*GIVEN RECORDS:*

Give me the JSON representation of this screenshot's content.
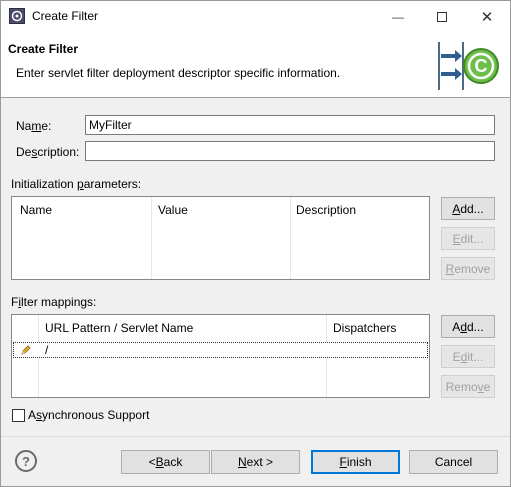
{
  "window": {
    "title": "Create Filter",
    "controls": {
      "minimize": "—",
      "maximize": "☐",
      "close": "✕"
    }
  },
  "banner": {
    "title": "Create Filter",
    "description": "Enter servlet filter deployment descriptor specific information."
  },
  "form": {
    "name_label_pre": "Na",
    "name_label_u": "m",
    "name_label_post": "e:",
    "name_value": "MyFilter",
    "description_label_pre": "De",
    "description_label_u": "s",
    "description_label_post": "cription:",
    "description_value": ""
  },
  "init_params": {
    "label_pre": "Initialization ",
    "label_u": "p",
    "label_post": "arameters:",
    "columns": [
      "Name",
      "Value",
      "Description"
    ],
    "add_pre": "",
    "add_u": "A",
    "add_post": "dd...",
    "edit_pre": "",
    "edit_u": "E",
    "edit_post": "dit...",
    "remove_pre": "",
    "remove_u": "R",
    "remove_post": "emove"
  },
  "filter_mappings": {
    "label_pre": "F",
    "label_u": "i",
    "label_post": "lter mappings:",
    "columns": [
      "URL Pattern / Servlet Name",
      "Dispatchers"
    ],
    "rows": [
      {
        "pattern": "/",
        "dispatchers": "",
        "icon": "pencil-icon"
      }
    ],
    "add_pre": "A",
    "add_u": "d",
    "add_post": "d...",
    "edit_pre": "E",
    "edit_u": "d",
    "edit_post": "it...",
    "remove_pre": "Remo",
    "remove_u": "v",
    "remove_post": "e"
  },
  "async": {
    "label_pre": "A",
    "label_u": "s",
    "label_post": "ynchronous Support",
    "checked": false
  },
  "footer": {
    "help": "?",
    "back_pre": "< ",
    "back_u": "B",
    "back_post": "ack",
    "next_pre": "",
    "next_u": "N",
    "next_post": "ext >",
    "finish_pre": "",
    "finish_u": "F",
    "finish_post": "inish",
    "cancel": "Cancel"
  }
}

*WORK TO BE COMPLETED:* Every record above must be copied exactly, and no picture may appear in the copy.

*RESULT BELOW:*
Give me the JSON representation of this screenshot's content.
{
  "window": {
    "title": "Create Filter",
    "controls": {
      "minimize": "—",
      "maximize": "☐",
      "close": "✕"
    }
  },
  "banner": {
    "title": "Create Filter",
    "description": "Enter servlet filter deployment descriptor specific information."
  },
  "form": {
    "name_label_pre": "Na",
    "name_label_u": "m",
    "name_label_post": "e:",
    "name_value": "MyFilter",
    "description_label_pre": "De",
    "description_label_u": "s",
    "description_label_post": "cription:",
    "description_value": ""
  },
  "init_params": {
    "label_pre": "Initialization ",
    "label_u": "p",
    "label_post": "arameters:",
    "columns": [
      "Name",
      "Value",
      "Description"
    ],
    "add_pre": "",
    "add_u": "A",
    "add_post": "dd...",
    "edit_pre": "",
    "edit_u": "E",
    "edit_post": "dit...",
    "remove_pre": "",
    "remove_u": "R",
    "remove_post": "emove"
  },
  "filter_mappings": {
    "label_pre": "F",
    "label_u": "i",
    "label_post": "lter mappings:",
    "columns": [
      "URL Pattern / Servlet Name",
      "Dispatchers"
    ],
    "rows": [
      {
        "pattern": "/",
        "dispatchers": "",
        "icon": "pencil-icon"
      }
    ],
    "add_pre": "A",
    "add_u": "d",
    "add_post": "d...",
    "edit_pre": "E",
    "edit_u": "d",
    "edit_post": "it...",
    "remove_pre": "Remo",
    "remove_u": "v",
    "remove_post": "e"
  },
  "async": {
    "label_pre": "A",
    "label_u": "s",
    "label_post": "ynchronous Support",
    "checked": false
  },
  "footer": {
    "help": "?",
    "back_pre": "< ",
    "back_u": "B",
    "back_post": "ack",
    "next_pre": "",
    "next_u": "N",
    "next_post": "ext >",
    "finish_pre": "",
    "finish_u": "F",
    "finish_post": "inish",
    "cancel": "Cancel"
  }
}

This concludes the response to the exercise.